The default implementation of mutableSetValueForKey:, given a key parameter as input, returns a mutable proxy set for an array property named key inside the object receiving the accessor call, using the following procedure:

  1. Search for methods with names like add<Key>Object: and remove<Key>Object: (corresponding to the NSMutableSet primitive methods addObject: and removeObject: respectively) and also add<Key>: and remove<Key>: (corresponding to NSMutableSet methods unionSet: and minusSet:). If at least one addition method and at least one removal method are found, return a proxy object that sends some combination of add<Key>Object:, remove<Key>Object:, add<Key>:, and remove<Key>: messages to the original receiver of mutableSetValueForKey: for each NSMutableSet message it receives.

    The proxy object also makes use of the methods with a name like intersect<Key>: or set<Key>: for best performance, if they are available.

  2. If the receiver of the mutableSetValueForKey: call is a managed object, the search pattern does not continue as it would for non-managed objects.
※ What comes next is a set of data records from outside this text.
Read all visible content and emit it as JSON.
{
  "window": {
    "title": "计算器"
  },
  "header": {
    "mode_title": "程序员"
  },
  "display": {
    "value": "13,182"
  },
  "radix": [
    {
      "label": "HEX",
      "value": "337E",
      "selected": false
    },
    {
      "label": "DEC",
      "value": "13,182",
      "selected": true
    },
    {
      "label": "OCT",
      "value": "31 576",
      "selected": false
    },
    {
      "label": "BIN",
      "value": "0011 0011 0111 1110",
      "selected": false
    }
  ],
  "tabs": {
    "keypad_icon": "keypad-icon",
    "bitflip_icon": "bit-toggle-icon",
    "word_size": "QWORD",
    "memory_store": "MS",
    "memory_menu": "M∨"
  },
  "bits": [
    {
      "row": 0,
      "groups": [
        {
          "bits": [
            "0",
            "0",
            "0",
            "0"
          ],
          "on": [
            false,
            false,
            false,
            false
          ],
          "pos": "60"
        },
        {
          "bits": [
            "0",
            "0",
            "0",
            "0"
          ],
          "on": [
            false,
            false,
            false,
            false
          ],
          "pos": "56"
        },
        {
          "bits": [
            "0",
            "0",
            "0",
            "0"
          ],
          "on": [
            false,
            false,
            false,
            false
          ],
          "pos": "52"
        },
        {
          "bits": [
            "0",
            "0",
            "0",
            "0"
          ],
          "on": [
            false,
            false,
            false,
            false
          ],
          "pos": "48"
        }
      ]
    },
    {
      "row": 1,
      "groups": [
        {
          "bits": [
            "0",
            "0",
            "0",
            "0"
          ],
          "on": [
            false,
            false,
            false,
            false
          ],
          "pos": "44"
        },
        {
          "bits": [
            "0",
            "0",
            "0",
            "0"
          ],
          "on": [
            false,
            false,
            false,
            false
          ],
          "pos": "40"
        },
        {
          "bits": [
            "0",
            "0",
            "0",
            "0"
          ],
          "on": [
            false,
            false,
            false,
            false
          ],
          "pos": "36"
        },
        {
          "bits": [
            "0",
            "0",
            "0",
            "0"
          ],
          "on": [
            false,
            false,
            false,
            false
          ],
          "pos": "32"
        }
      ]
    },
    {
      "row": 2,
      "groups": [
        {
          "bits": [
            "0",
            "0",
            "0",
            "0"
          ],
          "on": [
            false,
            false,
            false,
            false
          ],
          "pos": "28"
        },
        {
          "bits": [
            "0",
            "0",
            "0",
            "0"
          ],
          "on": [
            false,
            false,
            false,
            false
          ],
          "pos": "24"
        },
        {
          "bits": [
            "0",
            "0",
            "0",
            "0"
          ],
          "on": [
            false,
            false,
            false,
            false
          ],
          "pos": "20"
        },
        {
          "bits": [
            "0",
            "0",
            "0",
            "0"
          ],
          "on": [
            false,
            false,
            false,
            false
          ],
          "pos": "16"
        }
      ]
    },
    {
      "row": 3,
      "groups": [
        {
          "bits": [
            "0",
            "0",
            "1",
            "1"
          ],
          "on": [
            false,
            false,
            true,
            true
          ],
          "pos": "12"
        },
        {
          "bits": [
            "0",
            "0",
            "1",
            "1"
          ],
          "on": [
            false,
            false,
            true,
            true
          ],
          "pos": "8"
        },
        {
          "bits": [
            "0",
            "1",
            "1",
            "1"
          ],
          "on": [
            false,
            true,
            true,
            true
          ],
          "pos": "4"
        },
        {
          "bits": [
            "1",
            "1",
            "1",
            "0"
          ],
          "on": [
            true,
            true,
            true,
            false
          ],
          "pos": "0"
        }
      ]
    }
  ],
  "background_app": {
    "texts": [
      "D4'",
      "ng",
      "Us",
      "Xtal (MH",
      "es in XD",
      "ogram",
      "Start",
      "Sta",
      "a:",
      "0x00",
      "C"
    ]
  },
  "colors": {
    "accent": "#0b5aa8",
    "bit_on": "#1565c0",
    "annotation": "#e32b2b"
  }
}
See Managed Object Accessor Methods in Core Data Programming Guide for more information.

  3. If the mutable set methods are not found, and if the object is not a managed object, search for an accessor method with a name like set<Key>:. If such a method is found, the returned proxy object sends a set<Key>: message to the original receiver of mutableSetValueForKey: for each NSMutableSet message it receives.

  4. If the mutable set methods and the accessor method are not found, and if the accessInstanceVariablesDirectly class method returns YEStrue, search for an instance variable with a name like _<key> or <key>, in that order. If such an instance variable is found, the proxy object forwards each NSMutableSet message it receives to the instance variable's value, which is typically an instance of NSMutableSet or one of its subclasses.

  5. If all else fails, the returned proxy object responds to any NSMutableSet message it receives by sending a setValue:forUndefinedKey: message to the original receiver of mutableSetValueForKey:.